When I began writing, most of the books were about nearby places and I drove to the signings. When I moved five hundred miles away, I had to fly in, rent a car, and drive to the bookstore. There, I’d park in a remote part of the lot and change into author clothes. That usually meant wiggling into pantyhose in the front seat of the car, quickly squeezing into my suit skirt, and sometimes pulling a tee shirt off and a sweater on, hoping no one strolled by in front of the windshield and called the cops for indecent exposure.
Inside the store, I was greeted warmly and placed at a table right by the front door with a stack of books. I didn’t have to bring them with me because most were large-format coffee-table picture books and were impossible to carry around. Then I was abandoned. Customers sometimes knew why I was there, but most nervously walked around me.
I learned to smile at the people walking in who thought I was A) the official greeter; B) purveyor of directions C) the checkout line. The most common question was “Can you direct me to the restroom?”
When I was through, the chair and table would be removed, I’d autograph a few books (if requested by store personnel), slap a little gold sticker on them that said “autographed copy” and head back to the car where I’d furtively change back into airplane clothes and head for home.

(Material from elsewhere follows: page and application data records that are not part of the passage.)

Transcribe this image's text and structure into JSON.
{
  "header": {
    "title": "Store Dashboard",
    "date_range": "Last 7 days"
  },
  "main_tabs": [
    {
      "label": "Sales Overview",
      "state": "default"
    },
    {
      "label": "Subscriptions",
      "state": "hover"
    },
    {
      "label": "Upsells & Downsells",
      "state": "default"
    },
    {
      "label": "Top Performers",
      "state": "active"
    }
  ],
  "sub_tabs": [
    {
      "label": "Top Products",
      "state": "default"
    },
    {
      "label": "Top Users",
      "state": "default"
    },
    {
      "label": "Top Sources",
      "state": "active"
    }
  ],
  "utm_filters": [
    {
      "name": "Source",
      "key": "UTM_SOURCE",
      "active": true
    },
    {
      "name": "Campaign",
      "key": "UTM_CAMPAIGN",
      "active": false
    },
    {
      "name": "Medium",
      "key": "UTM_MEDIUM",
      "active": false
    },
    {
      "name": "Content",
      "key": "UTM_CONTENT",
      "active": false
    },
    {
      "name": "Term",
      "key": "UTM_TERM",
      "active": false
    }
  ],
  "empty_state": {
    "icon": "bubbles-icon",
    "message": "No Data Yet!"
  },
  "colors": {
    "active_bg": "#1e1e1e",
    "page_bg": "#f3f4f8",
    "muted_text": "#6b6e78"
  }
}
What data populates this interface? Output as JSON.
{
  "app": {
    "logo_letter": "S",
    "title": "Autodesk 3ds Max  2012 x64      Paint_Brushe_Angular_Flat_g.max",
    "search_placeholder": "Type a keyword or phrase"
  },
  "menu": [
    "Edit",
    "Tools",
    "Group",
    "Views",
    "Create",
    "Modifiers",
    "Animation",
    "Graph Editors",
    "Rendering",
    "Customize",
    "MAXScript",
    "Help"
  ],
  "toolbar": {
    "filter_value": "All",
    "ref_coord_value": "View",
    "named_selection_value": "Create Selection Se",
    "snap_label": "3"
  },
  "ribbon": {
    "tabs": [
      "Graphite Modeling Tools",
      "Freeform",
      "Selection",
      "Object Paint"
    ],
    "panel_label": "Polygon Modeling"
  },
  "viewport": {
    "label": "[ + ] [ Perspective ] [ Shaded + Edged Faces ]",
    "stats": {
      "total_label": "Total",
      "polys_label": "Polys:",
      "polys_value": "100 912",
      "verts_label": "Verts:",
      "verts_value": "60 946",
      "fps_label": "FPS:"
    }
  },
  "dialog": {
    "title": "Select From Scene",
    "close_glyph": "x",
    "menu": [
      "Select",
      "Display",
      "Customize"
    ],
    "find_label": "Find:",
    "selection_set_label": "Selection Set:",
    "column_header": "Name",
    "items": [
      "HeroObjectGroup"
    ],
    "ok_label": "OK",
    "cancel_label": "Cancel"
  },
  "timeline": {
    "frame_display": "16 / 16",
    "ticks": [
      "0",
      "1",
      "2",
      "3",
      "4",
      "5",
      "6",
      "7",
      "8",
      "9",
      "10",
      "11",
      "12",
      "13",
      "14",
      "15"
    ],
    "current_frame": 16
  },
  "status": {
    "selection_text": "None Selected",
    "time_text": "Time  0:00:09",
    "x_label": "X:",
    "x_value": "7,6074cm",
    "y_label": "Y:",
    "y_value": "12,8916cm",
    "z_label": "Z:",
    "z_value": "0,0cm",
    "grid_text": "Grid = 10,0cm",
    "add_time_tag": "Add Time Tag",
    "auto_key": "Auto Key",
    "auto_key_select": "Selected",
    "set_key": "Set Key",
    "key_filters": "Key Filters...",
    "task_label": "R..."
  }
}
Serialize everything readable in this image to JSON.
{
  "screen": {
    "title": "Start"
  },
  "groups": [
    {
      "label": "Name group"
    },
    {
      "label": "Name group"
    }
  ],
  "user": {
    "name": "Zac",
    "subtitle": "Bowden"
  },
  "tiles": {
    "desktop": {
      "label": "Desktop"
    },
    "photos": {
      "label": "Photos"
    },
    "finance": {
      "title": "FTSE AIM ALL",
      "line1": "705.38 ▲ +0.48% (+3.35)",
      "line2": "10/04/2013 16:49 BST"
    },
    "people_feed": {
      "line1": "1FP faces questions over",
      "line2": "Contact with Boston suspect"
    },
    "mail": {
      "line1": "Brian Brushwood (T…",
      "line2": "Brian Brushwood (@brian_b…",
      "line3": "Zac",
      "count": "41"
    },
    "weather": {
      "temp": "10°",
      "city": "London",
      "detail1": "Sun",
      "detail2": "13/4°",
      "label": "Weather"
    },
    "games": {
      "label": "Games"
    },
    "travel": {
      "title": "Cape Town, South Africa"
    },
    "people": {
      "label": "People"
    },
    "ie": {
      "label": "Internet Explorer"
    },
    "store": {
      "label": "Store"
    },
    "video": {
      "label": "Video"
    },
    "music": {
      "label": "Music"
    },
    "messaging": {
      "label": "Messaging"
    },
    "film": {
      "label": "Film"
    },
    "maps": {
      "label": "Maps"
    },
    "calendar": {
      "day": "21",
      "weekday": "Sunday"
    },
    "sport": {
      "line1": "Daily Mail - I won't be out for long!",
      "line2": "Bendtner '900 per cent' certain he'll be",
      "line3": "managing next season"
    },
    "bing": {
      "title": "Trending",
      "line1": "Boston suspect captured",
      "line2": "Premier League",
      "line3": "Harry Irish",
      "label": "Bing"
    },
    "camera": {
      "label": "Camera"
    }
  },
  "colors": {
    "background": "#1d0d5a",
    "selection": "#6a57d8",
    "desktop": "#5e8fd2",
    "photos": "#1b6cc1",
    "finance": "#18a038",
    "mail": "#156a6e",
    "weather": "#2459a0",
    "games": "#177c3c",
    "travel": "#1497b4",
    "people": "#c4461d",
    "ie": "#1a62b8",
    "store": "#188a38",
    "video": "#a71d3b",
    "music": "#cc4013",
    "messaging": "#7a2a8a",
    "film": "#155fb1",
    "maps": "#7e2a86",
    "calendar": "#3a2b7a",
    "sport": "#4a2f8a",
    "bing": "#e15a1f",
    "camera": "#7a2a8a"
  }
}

I now write fiction and in-person book signings are rare, even before Covid. But I have to admit they’re lots more fun.
My favorite one was at a winery in Healdsburg, California. Thirteen authors sat in a room with our books in front of us, various items of swag, and big smiles. Those attending bought a ticket to attend.
Questions were “what are your books about” or “how long have you been writing” or “what is your opinion of Pushkin and Chekhov.” Fortunately, I minored in Russian Studies so I could answer the last one. People drifted in all afternoon, sipping wine, munching on dainty desserts, and buying books. One woman left with two bags full.
Sure, they got free stuff. They got bookmarks and magnets and paper fans. At my table, I gave away plastic wine corks, pencils with my book names on them, and candy kisses. The best part? I talked to so many people I was hoarse by the end of the event.
Most “author parties” now are on-line, but they’re still fun. And the best part? No one asks the location of the restroom.
Check out my books–just the fiction ones–at http://www.pamelagibsonwrites.com. Happy reading.